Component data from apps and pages
::::::

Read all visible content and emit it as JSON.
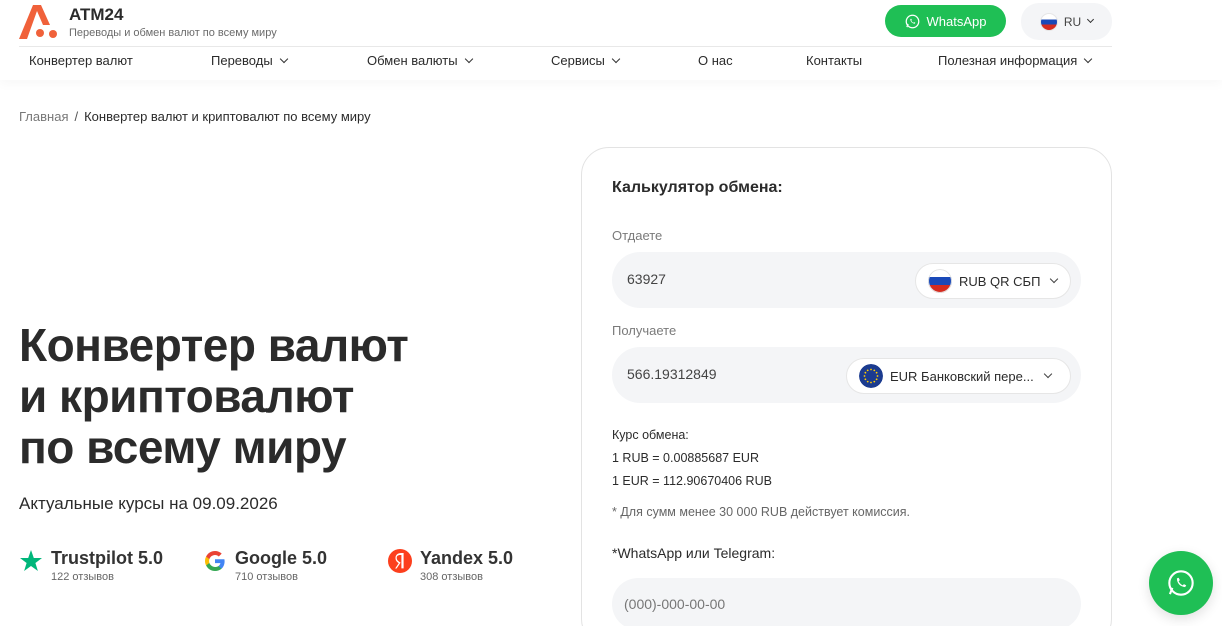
{
  "brand": {
    "name": "ATM24",
    "tagline": "Переводы и обмен валют по всему миру",
    "accent_color": "#f0613a"
  },
  "header": {
    "whatsapp_label": "WhatsApp",
    "language": "RU"
  },
  "nav": {
    "items": [
      {
        "label": "Конвертер валют",
        "has_dropdown": false
      },
      {
        "label": "Переводы",
        "has_dropdown": true
      },
      {
        "label": "Обмен валюты",
        "has_dropdown": true
      },
      {
        "label": "Сервисы",
        "has_dropdown": true
      },
      {
        "label": "О нас",
        "has_dropdown": false
      },
      {
        "label": "Контакты",
        "has_dropdown": false
      },
      {
        "label": "Полезная информация",
        "has_dropdown": true
      }
    ]
  },
  "breadcrumb": {
    "home": "Главная",
    "separator": "/",
    "current": "Конвертер валют и криптовалют по всему миру"
  },
  "hero": {
    "title_lines": [
      "Конвертер валют",
      "и криптовалют",
      "по всему миру"
    ],
    "rates_date": "Актуальные курсы на 09.09.2026"
  },
  "reviews": [
    {
      "name": "Trustpilot 5.0",
      "count": "122 отзывов",
      "icon": "trustpilot-star-icon",
      "color": "#00b67a"
    },
    {
      "name": "Google 5.0",
      "count": "710 отзывов",
      "icon": "google-icon",
      "color": "#4285f4"
    },
    {
      "name": "Yandex 5.0",
      "count": "308 отзывов",
      "icon": "yandex-icon",
      "color": "#fc3f1d"
    }
  ],
  "calculator": {
    "title": "Калькулятор обмена:",
    "give": {
      "label": "Отдаете",
      "amount": "63927",
      "currency": "RUB QR СБП"
    },
    "receive": {
      "label": "Получаете",
      "amount": "566.19312849",
      "currency": "EUR Банковский пере..."
    },
    "rate": {
      "title": "Курс обмена:",
      "line1": "1 RUB = 0.00885687 EUR",
      "line2": "1 EUR = 112.90670406 RUB"
    },
    "note": "* Для сумм менее 30 000 RUB действует комиссия.",
    "contact_label": "*WhatsApp или Telegram:",
    "phone_placeholder": "(000)-000-00-00"
  },
  "colors": {
    "whatsapp_green": "#1fbf55",
    "field_bg": "#f4f5f7"
  }
}
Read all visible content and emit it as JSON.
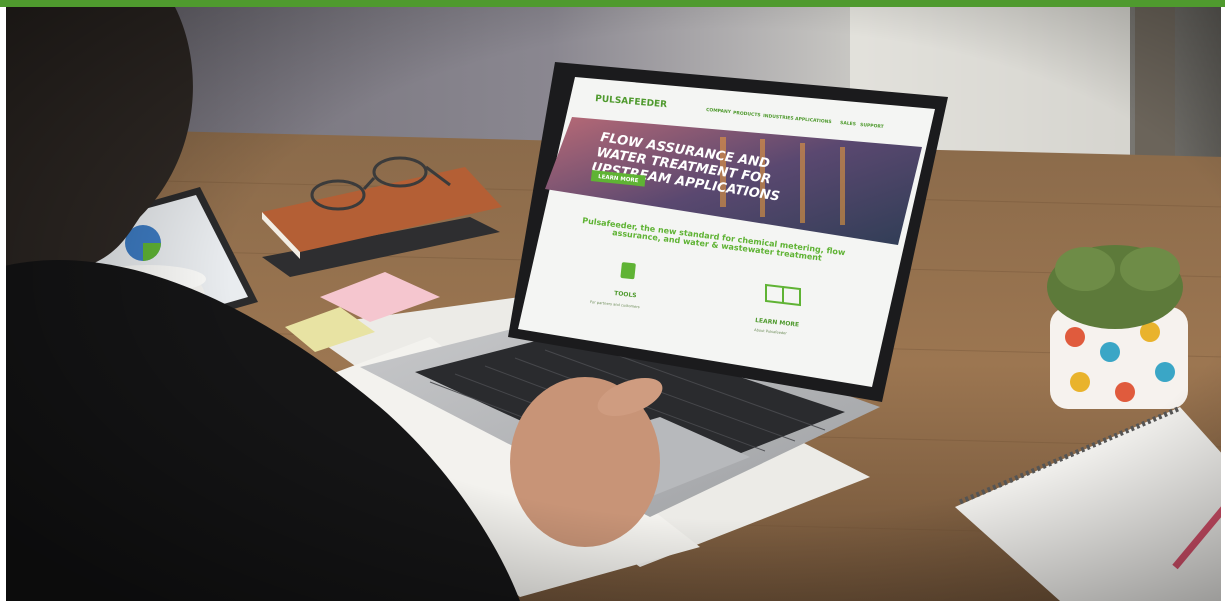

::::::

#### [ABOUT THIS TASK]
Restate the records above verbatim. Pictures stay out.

#### [RESPONSE TO THIS EXERCISE]
Read all visible content and emit it as JSON.
{
  "brand": {
    "name": "ATM24",
    "tagline": "Переводы и обмен валют по всему миру",
    "accent_color": "#f0613a"
  },
  "header": {
    "whatsapp_label": "WhatsApp",
    "language": "RU"
  },
  "nav": {
    "items": [
      {
        "label": "Конвертер валют",
        "has_dropdown": false
      },
      {
        "label": "Переводы",
        "has_dropdown": true
      },
      {
        "label": "Обмен валюты",
        "has_dropdown": true
      },
      {
        "label": "Сервисы",
        "has_dropdown": true
      },
      {
        "label": "О нас",
        "has_dropdown": false
      },
      {
        "label": "Контакты",
        "has_dropdown": false
      },
      {
        "label": "Полезная информация",
        "has_dropdown": true
      }
    ]
  },
  "breadcrumb": {
    "home": "Главная",
    "separator": "/",
    "current": "Конвертер валют и криптовалют по всему миру"
  },
  "hero": {
    "title_lines": [
      "Конвертер валют",
      "и криптовалют",
      "по всему миру"
    ],
    "rates_date": "Актуальные курсы на 09.09.2026"
  },
  "reviews": [
    {
      "name": "Trustpilot 5.0",
      "count": "122 отзывов",
      "icon": "trustpilot-star-icon",
      "color": "#00b67a"
    },
    {
      "name": "Google 5.0",
      "count": "710 отзывов",
      "icon": "google-icon",
      "color": "#4285f4"
    },
    {
      "name": "Yandex 5.0",
      "count": "308 отзывов",
      "icon": "yandex-icon",
      "color": "#fc3f1d"
    }
  ],
  "calculator": {
    "title": "Калькулятор обмена:",
    "give": {
      "label": "Отдаете",
      "amount": "63927",
      "currency": "RUB QR СБП"
    },
    "receive": {
      "label": "Получаете",
      "amount": "566.19312849",
      "currency": "EUR Банковский пере..."
    },
    "rate": {
      "title": "Курс обмена:",
      "line1": "1 RUB = 0.00885687 EUR",
      "line2": "1 EUR = 112.90670406 RUB"
    },
    "note": "* Для сумм менее 30 000 RUB действует комиссия.",
    "contact_label": "*WhatsApp или Telegram:",
    "phone_placeholder": "(000)-000-00-00"
  },
  "colors": {
    "whatsapp_green": "#1fbf55",
    "field_bg": "#f4f5f7"
  }
}
Read all visible content and emit it as JSON.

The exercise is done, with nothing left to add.